Instructions for the task
Images are to be dropped; everything else in the entries below must be copied exactly.

"""

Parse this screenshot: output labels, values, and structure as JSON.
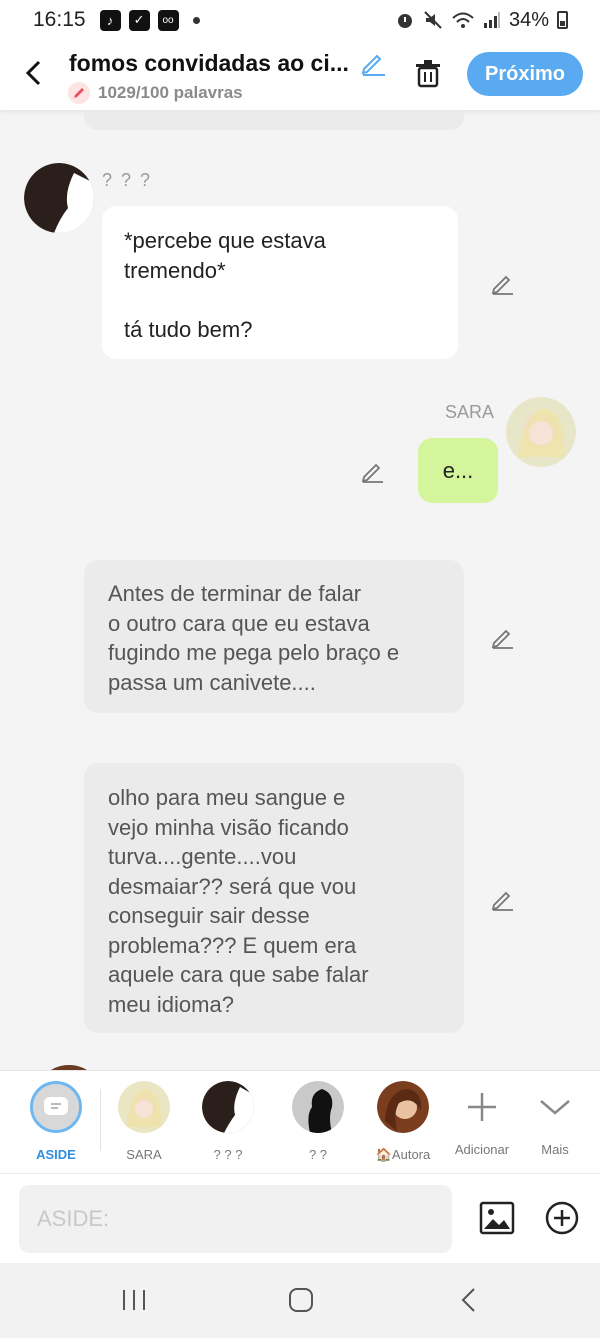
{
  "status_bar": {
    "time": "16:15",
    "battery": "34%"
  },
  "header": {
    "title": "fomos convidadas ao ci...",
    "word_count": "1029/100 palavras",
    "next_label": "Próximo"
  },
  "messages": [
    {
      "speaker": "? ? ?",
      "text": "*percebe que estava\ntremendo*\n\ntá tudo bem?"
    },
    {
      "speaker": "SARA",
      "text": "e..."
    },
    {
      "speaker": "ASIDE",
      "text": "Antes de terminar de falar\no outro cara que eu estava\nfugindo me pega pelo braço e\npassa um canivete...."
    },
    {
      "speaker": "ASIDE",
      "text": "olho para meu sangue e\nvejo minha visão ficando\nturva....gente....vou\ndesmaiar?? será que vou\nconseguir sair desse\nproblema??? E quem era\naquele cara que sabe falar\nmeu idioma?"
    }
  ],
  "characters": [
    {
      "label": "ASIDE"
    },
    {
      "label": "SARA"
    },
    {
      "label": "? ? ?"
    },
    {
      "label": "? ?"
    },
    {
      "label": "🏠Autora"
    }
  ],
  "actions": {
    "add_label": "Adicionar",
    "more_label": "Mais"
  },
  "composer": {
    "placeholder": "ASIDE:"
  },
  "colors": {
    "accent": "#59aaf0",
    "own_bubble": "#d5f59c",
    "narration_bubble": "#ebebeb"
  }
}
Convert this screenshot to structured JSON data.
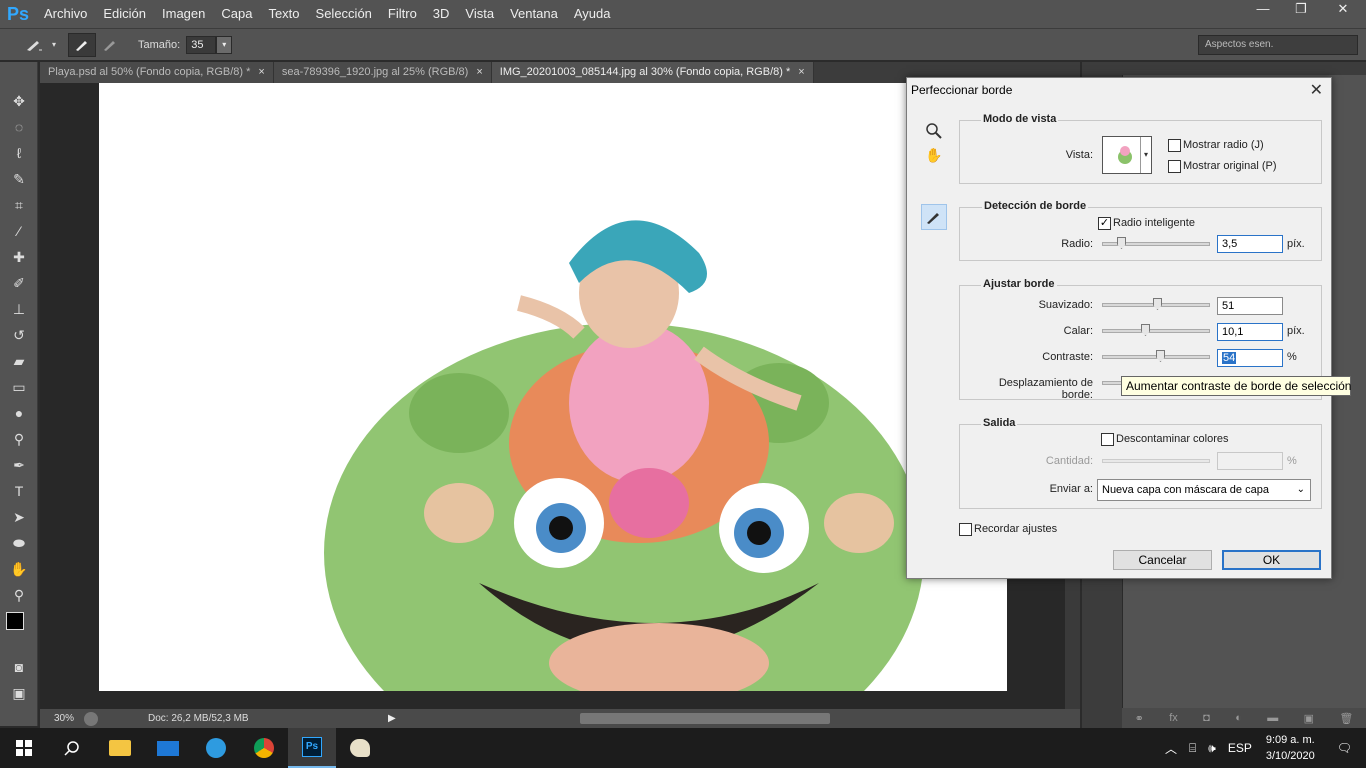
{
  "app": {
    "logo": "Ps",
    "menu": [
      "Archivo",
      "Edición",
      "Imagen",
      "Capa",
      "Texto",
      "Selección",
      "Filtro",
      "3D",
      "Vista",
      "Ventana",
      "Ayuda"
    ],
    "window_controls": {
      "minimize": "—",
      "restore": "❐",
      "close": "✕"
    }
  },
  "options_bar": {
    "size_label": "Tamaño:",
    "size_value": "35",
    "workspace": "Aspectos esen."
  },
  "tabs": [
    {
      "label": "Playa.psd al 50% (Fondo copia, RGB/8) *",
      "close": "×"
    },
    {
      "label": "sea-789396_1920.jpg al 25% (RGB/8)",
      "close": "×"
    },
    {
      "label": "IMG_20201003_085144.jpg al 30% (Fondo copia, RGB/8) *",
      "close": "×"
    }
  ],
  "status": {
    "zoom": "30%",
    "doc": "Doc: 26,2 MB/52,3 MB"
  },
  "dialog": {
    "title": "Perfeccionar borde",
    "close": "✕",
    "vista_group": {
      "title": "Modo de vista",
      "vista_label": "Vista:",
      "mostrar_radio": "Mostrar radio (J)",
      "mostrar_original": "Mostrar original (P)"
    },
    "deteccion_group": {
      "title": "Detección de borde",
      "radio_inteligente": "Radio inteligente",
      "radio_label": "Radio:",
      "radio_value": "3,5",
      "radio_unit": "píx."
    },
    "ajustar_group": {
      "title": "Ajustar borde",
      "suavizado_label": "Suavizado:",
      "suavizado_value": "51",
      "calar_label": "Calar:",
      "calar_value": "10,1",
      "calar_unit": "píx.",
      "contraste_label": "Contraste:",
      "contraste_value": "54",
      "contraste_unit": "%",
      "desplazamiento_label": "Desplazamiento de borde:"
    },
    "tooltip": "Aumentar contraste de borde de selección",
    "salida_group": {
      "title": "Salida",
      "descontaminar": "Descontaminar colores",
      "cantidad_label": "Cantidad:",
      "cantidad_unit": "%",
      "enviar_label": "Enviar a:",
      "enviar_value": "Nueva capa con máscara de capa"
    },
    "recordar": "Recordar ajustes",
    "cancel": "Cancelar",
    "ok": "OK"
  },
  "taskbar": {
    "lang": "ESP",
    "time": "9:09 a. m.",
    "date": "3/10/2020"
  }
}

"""

Answer space
Parse this screenshot: output labels, values, and structure as JSON.
{
  "status_bar": {
    "time": "16:15",
    "battery": "34%"
  },
  "header": {
    "title": "fomos convidadas ao ci...",
    "word_count": "1029/100 palavras",
    "next_label": "Próximo"
  },
  "messages": [
    {
      "speaker": "? ? ?",
      "text": "*percebe que estava\ntremendo*\n\ntá tudo bem?"
    },
    {
      "speaker": "SARA",
      "text": "e..."
    },
    {
      "speaker": "ASIDE",
      "text": "Antes de terminar de falar\no outro cara que eu estava\nfugindo me pega pelo braço e\npassa um canivete...."
    },
    {
      "speaker": "ASIDE",
      "text": "olho para meu sangue e\nvejo minha visão ficando\nturva....gente....vou\ndesmaiar?? será que vou\nconseguir sair desse\nproblema??? E quem era\naquele cara que sabe falar\nmeu idioma?"
    }
  ],
  "characters": [
    {
      "label": "ASIDE"
    },
    {
      "label": "SARA"
    },
    {
      "label": "? ? ?"
    },
    {
      "label": "? ?"
    },
    {
      "label": "🏠Autora"
    }
  ],
  "actions": {
    "add_label": "Adicionar",
    "more_label": "Mais"
  },
  "composer": {
    "placeholder": "ASIDE:"
  },
  "colors": {
    "accent": "#59aaf0",
    "own_bubble": "#d5f59c",
    "narration_bubble": "#ebebeb"
  }
}
Convert this screenshot to structured JSON data.
{
  "app": {
    "logo": "Ps",
    "menu": [
      "Archivo",
      "Edición",
      "Imagen",
      "Capa",
      "Texto",
      "Selección",
      "Filtro",
      "3D",
      "Vista",
      "Ventana",
      "Ayuda"
    ],
    "window_controls": {
      "minimize": "—",
      "restore": "❐",
      "close": "✕"
    }
  },
  "options_bar": {
    "size_label": "Tamaño:",
    "size_value": "35",
    "workspace": "Aspectos esen."
  },
  "tabs": [
    {
      "label": "Playa.psd al 50% (Fondo copia, RGB/8) *",
      "close": "×"
    },
    {
      "label": "sea-789396_1920.jpg al 25% (RGB/8)",
      "close": "×"
    },
    {
      "label": "IMG_20201003_085144.jpg al 30% (Fondo copia, RGB/8) *",
      "close": "×"
    }
  ],
  "status": {
    "zoom": "30%",
    "doc": "Doc: 26,2 MB/52,3 MB"
  },
  "dialog": {
    "title": "Perfeccionar borde",
    "close": "✕",
    "vista_group": {
      "title": "Modo de vista",
      "vista_label": "Vista:",
      "mostrar_radio": "Mostrar radio (J)",
      "mostrar_original": "Mostrar original (P)"
    },
    "deteccion_group": {
      "title": "Detección de borde",
      "radio_inteligente": "Radio inteligente",
      "radio_label": "Radio:",
      "radio_value": "3,5",
      "radio_unit": "píx."
    },
    "ajustar_group": {
      "title": "Ajustar borde",
      "suavizado_label": "Suavizado:",
      "suavizado_value": "51",
      "calar_label": "Calar:",
      "calar_value": "10,1",
      "calar_unit": "píx.",
      "contraste_label": "Contraste:",
      "contraste_value": "54",
      "contraste_unit": "%",
      "desplazamiento_label": "Desplazamiento de borde:"
    },
    "tooltip": "Aumentar contraste de borde de selección",
    "salida_group": {
      "title": "Salida",
      "descontaminar": "Descontaminar colores",
      "cantidad_label": "Cantidad:",
      "cantidad_unit": "%",
      "enviar_label": "Enviar a:",
      "enviar_value": "Nueva capa con máscara de capa"
    },
    "recordar": "Recordar ajustes",
    "cancel": "Cancelar",
    "ok": "OK"
  },
  "taskbar": {
    "lang": "ESP",
    "time": "9:09 a. m.",
    "date": "3/10/2020"
  }
}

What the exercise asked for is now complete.